About recommending books or textsabout your World Literature class i can suggest from Turkey the novels of Orhan Pamuk, poems of Mevlana etc.(these are the most famous ones for the foreigners, for more suggestion you can send a p.m to me.) Or from arabic middle east i think Naguib Mahfouz or Khalil Cibran(Necip Mahfuz and Halil Cibran in Turkish if any mistake)…Thats all… Again for more suggestion you can send private message to me…
Smiles …

Generally, I agree with you, but many claim Ataturk was a dictator and caused a large rift in Turkey’s Islamic community. No offense indended.

True enough. :sunglasses:

True enough, the colonial legacy has caused huge problems. They are hypocrits, as the USA is regarding many issues.

Is this the same PKK as in Indonesia??

BTW, thank-you for the insight.

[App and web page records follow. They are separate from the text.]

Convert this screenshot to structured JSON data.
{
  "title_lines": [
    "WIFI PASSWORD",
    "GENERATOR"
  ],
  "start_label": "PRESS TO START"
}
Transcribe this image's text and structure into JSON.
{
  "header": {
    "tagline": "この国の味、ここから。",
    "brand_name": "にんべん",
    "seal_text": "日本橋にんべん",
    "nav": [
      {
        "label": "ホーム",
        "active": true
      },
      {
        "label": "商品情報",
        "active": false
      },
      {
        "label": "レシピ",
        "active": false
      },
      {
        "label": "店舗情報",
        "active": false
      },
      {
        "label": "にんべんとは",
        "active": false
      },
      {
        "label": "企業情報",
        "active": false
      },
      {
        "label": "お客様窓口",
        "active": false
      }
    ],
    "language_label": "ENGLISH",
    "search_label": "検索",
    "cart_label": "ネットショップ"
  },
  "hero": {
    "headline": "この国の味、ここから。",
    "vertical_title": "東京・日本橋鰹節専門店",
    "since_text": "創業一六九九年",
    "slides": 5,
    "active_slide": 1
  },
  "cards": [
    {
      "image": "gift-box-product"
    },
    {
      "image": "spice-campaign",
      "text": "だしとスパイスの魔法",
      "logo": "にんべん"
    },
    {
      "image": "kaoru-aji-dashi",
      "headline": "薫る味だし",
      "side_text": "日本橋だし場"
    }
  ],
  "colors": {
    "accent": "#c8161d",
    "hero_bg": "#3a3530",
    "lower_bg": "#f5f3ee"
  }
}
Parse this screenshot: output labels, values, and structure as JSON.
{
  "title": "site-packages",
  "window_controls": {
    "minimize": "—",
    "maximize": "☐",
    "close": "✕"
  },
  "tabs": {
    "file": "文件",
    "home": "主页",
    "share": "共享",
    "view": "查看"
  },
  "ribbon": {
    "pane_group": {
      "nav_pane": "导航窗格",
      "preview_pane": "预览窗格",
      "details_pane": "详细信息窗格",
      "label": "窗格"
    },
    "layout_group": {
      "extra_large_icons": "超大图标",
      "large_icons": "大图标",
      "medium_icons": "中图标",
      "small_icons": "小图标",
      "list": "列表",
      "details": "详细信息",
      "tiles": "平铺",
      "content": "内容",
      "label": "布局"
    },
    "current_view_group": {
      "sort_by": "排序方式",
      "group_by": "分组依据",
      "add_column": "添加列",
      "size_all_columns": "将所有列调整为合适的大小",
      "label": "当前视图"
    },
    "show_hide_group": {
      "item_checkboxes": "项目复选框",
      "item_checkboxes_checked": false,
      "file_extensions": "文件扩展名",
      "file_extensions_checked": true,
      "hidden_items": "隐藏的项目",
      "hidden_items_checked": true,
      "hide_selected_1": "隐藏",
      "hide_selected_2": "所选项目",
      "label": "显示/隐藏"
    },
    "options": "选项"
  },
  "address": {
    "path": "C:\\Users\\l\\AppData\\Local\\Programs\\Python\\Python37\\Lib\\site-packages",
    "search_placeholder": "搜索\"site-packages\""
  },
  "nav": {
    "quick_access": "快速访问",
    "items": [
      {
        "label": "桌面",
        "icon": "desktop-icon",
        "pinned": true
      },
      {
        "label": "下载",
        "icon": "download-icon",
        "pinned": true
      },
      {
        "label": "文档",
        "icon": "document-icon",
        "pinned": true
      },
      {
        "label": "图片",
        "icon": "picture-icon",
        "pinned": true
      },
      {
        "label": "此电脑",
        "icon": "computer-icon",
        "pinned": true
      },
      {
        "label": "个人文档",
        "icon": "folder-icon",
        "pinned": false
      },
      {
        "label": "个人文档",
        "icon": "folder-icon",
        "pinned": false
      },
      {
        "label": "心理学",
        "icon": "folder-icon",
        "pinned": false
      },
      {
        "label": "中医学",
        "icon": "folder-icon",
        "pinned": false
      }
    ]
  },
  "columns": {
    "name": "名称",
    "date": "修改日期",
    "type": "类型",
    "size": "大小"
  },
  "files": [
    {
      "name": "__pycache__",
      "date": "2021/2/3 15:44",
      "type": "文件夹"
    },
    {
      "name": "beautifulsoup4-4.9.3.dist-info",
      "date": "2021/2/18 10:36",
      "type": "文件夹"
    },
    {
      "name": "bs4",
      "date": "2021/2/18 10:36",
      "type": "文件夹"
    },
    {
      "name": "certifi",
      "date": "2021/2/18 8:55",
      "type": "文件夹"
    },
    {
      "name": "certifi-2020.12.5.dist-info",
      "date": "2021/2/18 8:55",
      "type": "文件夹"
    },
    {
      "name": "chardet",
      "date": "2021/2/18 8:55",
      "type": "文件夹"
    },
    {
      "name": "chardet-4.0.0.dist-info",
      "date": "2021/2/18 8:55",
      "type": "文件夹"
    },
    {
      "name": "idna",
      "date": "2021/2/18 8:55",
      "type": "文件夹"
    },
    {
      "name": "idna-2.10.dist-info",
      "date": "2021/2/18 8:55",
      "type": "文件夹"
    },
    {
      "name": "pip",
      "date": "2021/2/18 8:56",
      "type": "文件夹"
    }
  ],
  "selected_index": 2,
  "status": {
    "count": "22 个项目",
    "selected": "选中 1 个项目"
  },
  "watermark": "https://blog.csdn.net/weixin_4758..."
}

I have never been Muslim, as a youth and early adolescent I was Episcopalian, a very liberal branch of Christianity. I would never become a member of any formal monotheistic faith, especially Islam, especially after reading the hadiths and Qu’ran. I have found all monotheistic faiths misogynistic and violent and dislike all of them.

Thank-you, I will peruse your text suggestions.

I believe in egalitarianism, and distribution of work between the male and female. I do yard and pool work along with housework. Ditto for my significant other. If a job needs doing it does not matter who does it and any work, including the cat box, is not beneath either.


A Deist

It is the name of seperatist terrorists established in the early 80s in the south east of turkey. They caused to the death of around 20.000 (actually above) people in Turkey both soldier ,kurdish and turkish.I don’t know their losses.
Especially in the period between 85-95, they damaged turkey a lot. They killed babies, even animals to give economic damages in the eastern part. I remember their killing of all the humans in villages etc etc etc.
After a long struggle now I can say that it finished or nearly be finished. It is said that they are in a disintegration, but who knows.It presently have camps in ıraq. They also have some in greece, iran and armenia but as far as ı know these are dissappeared.
They are also in the terror list of america and EU but observing no reaction against them makes the people in here feel inveigled.

Well thats all, if you want you can find a lot of information from the net supporting them or against them…

Sorry - I should have clarified - that was just an example of what I might have said to provoke a reaction - I don’t think anything other than Atatürk was absolutely the right man in the right place - without him, Türkiye might never have existed in the form we see today.

The PKK seem to have quietened down after the capture of their leader Abdullha Öcalan in 1999 (I think), who’s still imprisoned on his own private and heavily policed island. It says a lot that although he was sentenced to death - the sentence has not been carried out, despite the general hatred for him and his crimes here in Türkiye.

:frowning: How sad. I will check them out. Shades of Pol Pot, no?

:smiley: Hooray for the educated fighting racism. I found this in MEMRI. I thought those of you who follow this topic might find it interesting.


Well the memri article does not open, it gives some sort of an error. Our ex- Israeli intel friends seem to have a problem with their site :slight_smile:

:blush: Rats, it would not open for me either.

What was it on though? I really wanted to read it, I enjoy most of the stuff on MEMRI